Next, the weeping. Every chapter in every book I read mentioned that pregnant women weep at the drop of a hat. Sometimes at the mere mention of the hat. Before I laid my hands on the books, I was a perfectly happy woman. A little pissed that I couldn’t have some of the food I liked (Chinese, pineapples, beer) but otherwise happy. I was definitely not weepy. In fact, you could say I was less weepy than usual! But once I read about the weepiness in the books, BAM! Again, I convinced myself that being weepy was the right way to go, and there I was weeping buckets because (and this is something that really happened) somebody from work promised to get me some birthday candles one day and forgot to do so. And a million other things like that. I wept every day, and most of it was for nonsensical reasons. The only day I wept justifiably was when India won the World Cup (and those were tears of joy).
I do have to say all that weeping probably might not have happened IF the books hadn’t convinced me that it should. Kinda like placebo, don’t you think?
Then there was a Chicken Soup for New Moms. I like the Chicken Soup series in general. The cover on this one had this real cute baby and I have to say I bought it for the positive vibes I hoped to get through it.
I could not have been more wrong.

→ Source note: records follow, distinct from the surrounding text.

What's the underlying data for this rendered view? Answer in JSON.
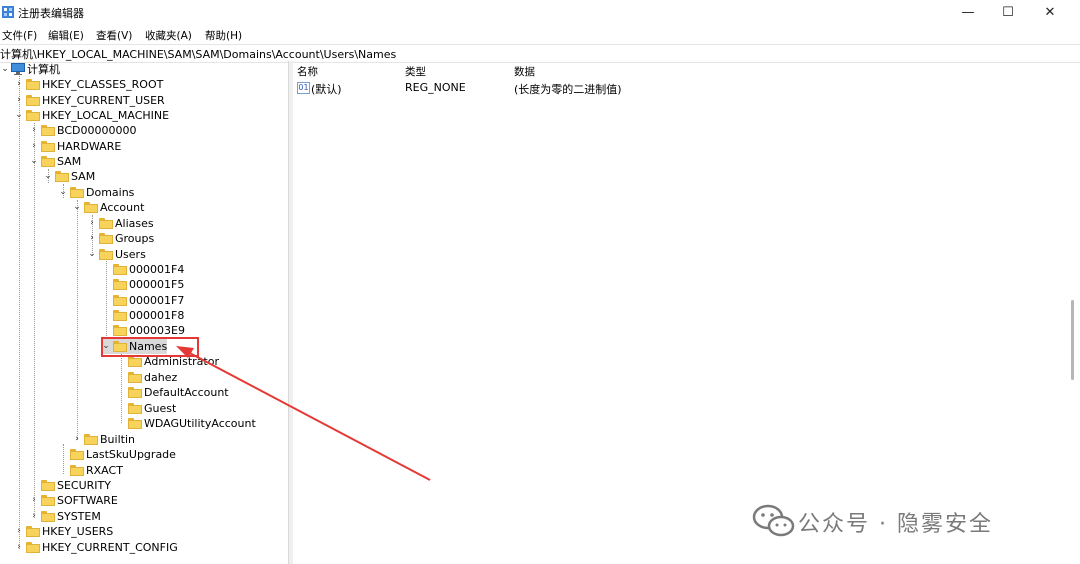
{
  "window": {
    "title": "注册表编辑器",
    "controls": [
      "—",
      "☐",
      "✕"
    ]
  },
  "menu": [
    "文件(F)",
    "编辑(E)",
    "查看(V)",
    "收藏夹(A)",
    "帮助(H)"
  ],
  "address": "计算机\\HKEY_LOCAL_MACHINE\\SAM\\SAM\\Domains\\Account\\Users\\Names",
  "tree": {
    "root": "计算机",
    "nodes": [
      {
        "label": "HKEY_CLASSES_ROOT",
        "state": "collapsed"
      },
      {
        "label": "HKEY_CURRENT_USER",
        "state": "collapsed"
      },
      {
        "label": "HKEY_LOCAL_MACHINE",
        "state": "expanded"
      },
      {
        "label": "BCD00000000",
        "state": "collapsed"
      },
      {
        "label": "HARDWARE",
        "state": "collapsed"
      },
      {
        "label": "SAM",
        "state": "expanded"
      },
      {
        "label": "SAM",
        "state": "expanded"
      },
      {
        "label": "Domains",
        "state": "expanded"
      },
      {
        "label": "Account",
        "state": "expanded"
      },
      {
        "label": "Aliases",
        "state": "collapsed"
      },
      {
        "label": "Groups",
        "state": "collapsed"
      },
      {
        "label": "Users",
        "state": "expanded"
      },
      {
        "label": "000001F4",
        "state": "leaf"
      },
      {
        "label": "000001F5",
        "state": "leaf"
      },
      {
        "label": "000001F7",
        "state": "leaf"
      },
      {
        "label": "000001F8",
        "state": "leaf"
      },
      {
        "label": "000003E9",
        "state": "leaf"
      },
      {
        "label": "Names",
        "state": "expanded",
        "selected": true
      },
      {
        "label": "Administrator",
        "state": "leaf"
      },
      {
        "label": "dahez",
        "state": "leaf"
      },
      {
        "label": "DefaultAccount",
        "state": "leaf"
      },
      {
        "label": "Guest",
        "state": "leaf"
      },
      {
        "label": "WDAGUtilityAccount",
        "state": "leaf"
      },
      {
        "label": "Builtin",
        "state": "collapsed"
      },
      {
        "label": "LastSkuUpgrade",
        "state": "leaf"
      },
      {
        "label": "RXACT",
        "state": "leaf"
      },
      {
        "label": "SECURITY",
        "state": "leaf"
      },
      {
        "label": "SOFTWARE",
        "state": "collapsed"
      },
      {
        "label": "SYSTEM",
        "state": "collapsed"
      },
      {
        "label": "HKEY_USERS",
        "state": "collapsed"
      },
      {
        "label": "HKEY_CURRENT_CONFIG",
        "state": "collapsed"
      }
    ]
  },
  "values_table": {
    "columns": [
      "名称",
      "类型",
      "数据"
    ],
    "rows": [
      {
        "name": "(默认)",
        "type": "REG_NONE",
        "data": "(长度为零的二进制值)",
        "icon": "binary-value-icon"
      }
    ]
  },
  "watermark": {
    "text": "公众号 · 隐雾安全",
    "icon": "wechat-logo-icon"
  },
  "colors": {
    "highlight_box": "#e53935",
    "arrow": "#e53935",
    "folder": "#f8d35b"
  }
}
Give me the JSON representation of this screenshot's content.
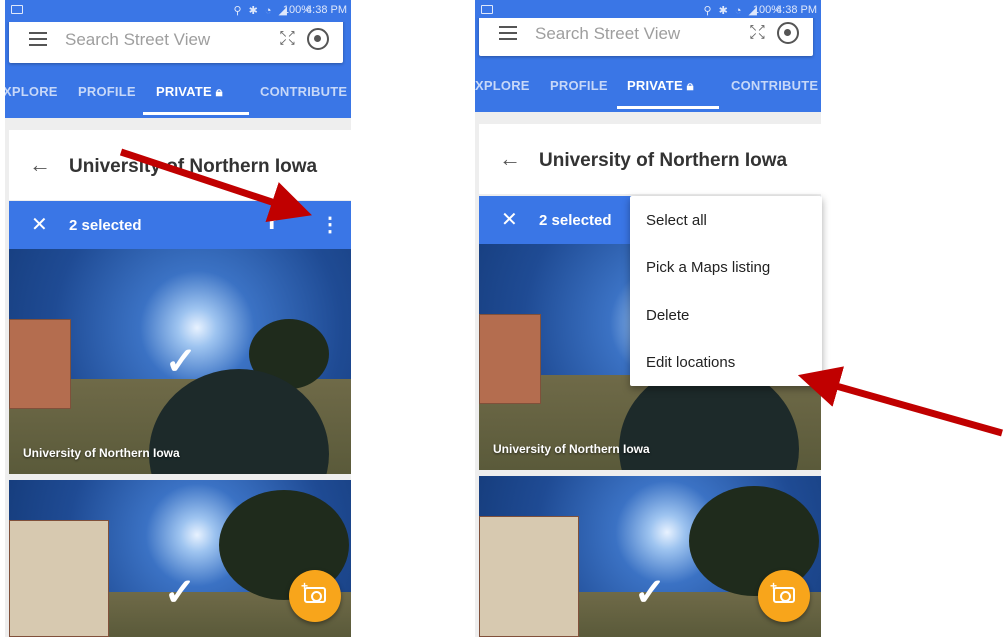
{
  "status_bar": {
    "time": "4:38 PM",
    "battery": "100%"
  },
  "search": {
    "placeholder": "Search Street View"
  },
  "tabs": [
    "XPLORE",
    "PROFILE",
    "PRIVATE",
    "CONTRIBUTE"
  ],
  "active_tab": "PRIVATE",
  "card": {
    "title": "University of Northern Iowa"
  },
  "selection": {
    "count_label": "2 selected"
  },
  "photos": [
    {
      "label": "University of Northern Iowa",
      "selected": true
    },
    {
      "label": "",
      "selected": true
    }
  ],
  "overflow_menu": {
    "items": [
      "Select all",
      "Pick a Maps listing",
      "Delete",
      "Edit locations"
    ]
  },
  "colors": {
    "accent": "#3a76e6",
    "fab": "#f8a51b",
    "annotation_arrow": "#c00000"
  },
  "icons": [
    "menu-icon",
    "expand-icon",
    "my-location-icon",
    "lock-icon",
    "back-arrow-icon",
    "close-icon",
    "upload-icon",
    "more-vert-icon",
    "checkmark-icon",
    "add-photo-icon"
  ]
}
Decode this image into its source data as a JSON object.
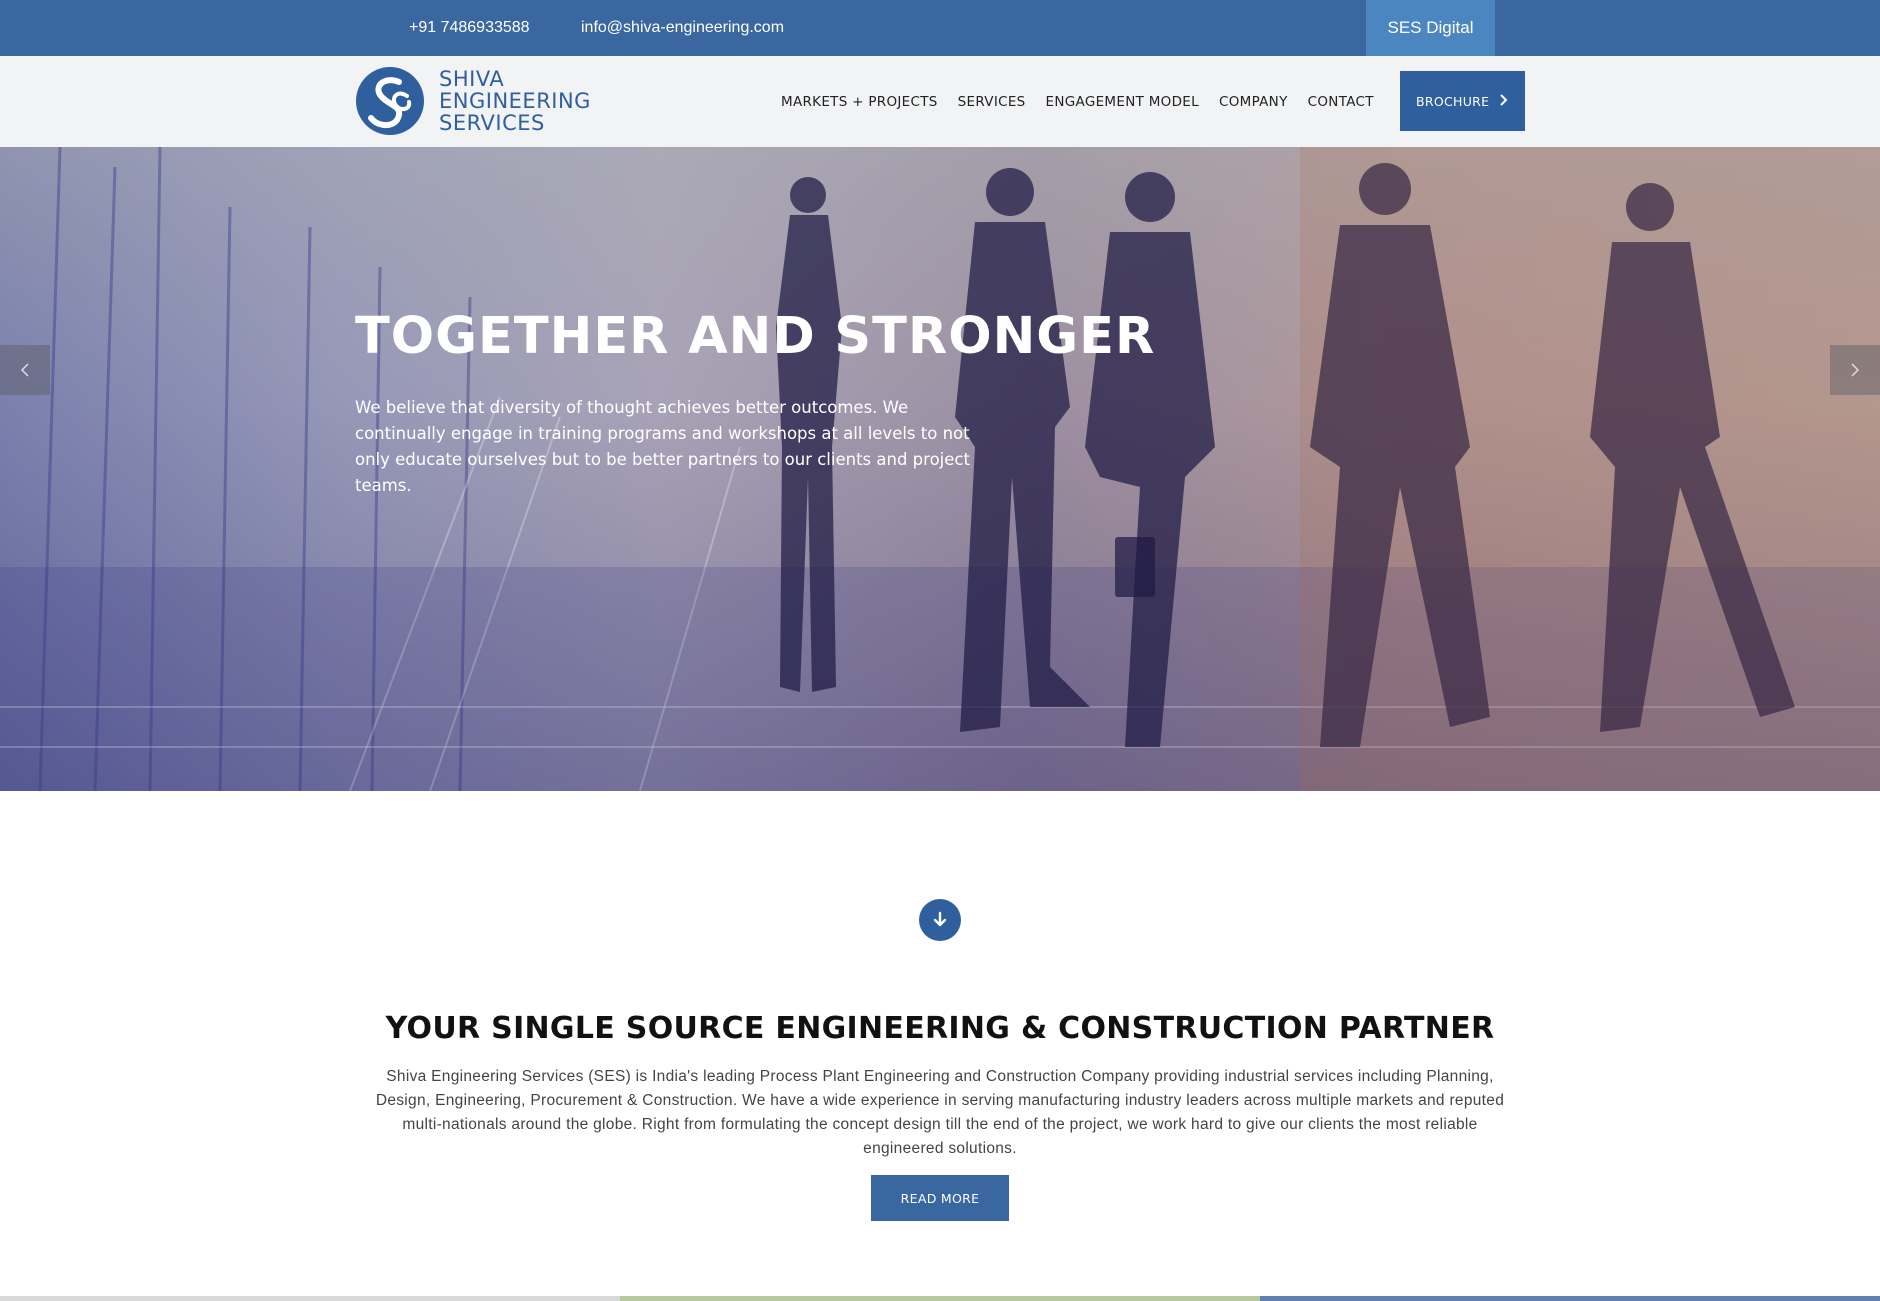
{
  "topbar": {
    "phone": "+91 7486933588",
    "email": "info@shiva-engineering.com",
    "digital_label": "SES Digital"
  },
  "brand": {
    "line1": "SHIVA",
    "line2": "ENGINEERING",
    "line3": "SERVICES"
  },
  "nav": {
    "items": [
      {
        "label": "MARKETS + PROJECTS"
      },
      {
        "label": "SERVICES"
      },
      {
        "label": "ENGAGEMENT MODEL"
      },
      {
        "label": "COMPANY"
      },
      {
        "label": "CONTACT"
      }
    ],
    "brochure_label": "BROCHURE"
  },
  "hero": {
    "title": "TOGETHER AND STRONGER",
    "text": "We believe that diversity of thought achieves better outcomes. We continually engage in training programs and workshops at all levels to not only educate ourselves but to be better partners to our clients and project teams."
  },
  "intro": {
    "title": "YOUR SINGLE SOURCE ENGINEERING & CONSTRUCTION PARTNER",
    "text": "Shiva Engineering Services (SES) is India's leading Process Plant Engineering and Construction Company providing industrial services including Planning, Design, Engineering, Procurement & Construction. We have a wide experience in serving manufacturing industry leaders across multiple markets and reputed multi-nationals around the globe. Right from formulating the concept design till the end of the project, we work hard to give our clients the most reliable engineered solutions.",
    "button_label": "READ MORE"
  },
  "colors": {
    "brand_blue": "#3a67a0",
    "accent_blue": "#4c86c1",
    "dark_blue": "#2f5f9c"
  }
}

The book painted babies like villains out to suck your soul! Every story was about pissed off mothers wishing they had never had the child. My son turned four last month, and I have to tell you, parenting isn’t all rosy (for example right now, the only thing rosy are the scars left from the scratches he gives me on a regular basis), but it isn’t that horrible either! It’s a baby. Why are you behaving like it’s a cross between Cujo and Voldemort?
I read the Chicken Soup book in the final month of my pregnancy. By then the wait and the weight were beginning to irritate me. A lot. But that’s just mild compared to the cold dread the book filled me with. I swallowed hard as I read the stories, waiting with a parched throat for the murderer of my existence to pop out of me.
When he finally arrived, he looked about as threatening as a cloud. And back then, he didn’t scratch or pull my hair or laugh nastily either. All he did was sleep most of the time, and smile in his sleep, which was mindblowingly cute. Was I exhausted? Hell yes, a human just came out of me, and I am not sleeping as much as I’d like – obviously I am exhausted! The exhaustion can make you easily irritable, but believe me, it will not turn you rabid (which is what the books will tell you will happen). Yes, postnatal depression is a very real thing, but don’t read about it because you think you may have it. Reading about a condition convinces you that you have said condition – don’t fall prey to this stupidity. Your doc is there to help you when you need it. Along with the baby’s sleepy smile.
So while everyone is spouting advice, I’ll jump in too – do not read pregnancy books. Pregnancy is not an illness – calm the hell down!
And whatever you do, do not – I repeat – do NOT watch a birthing video.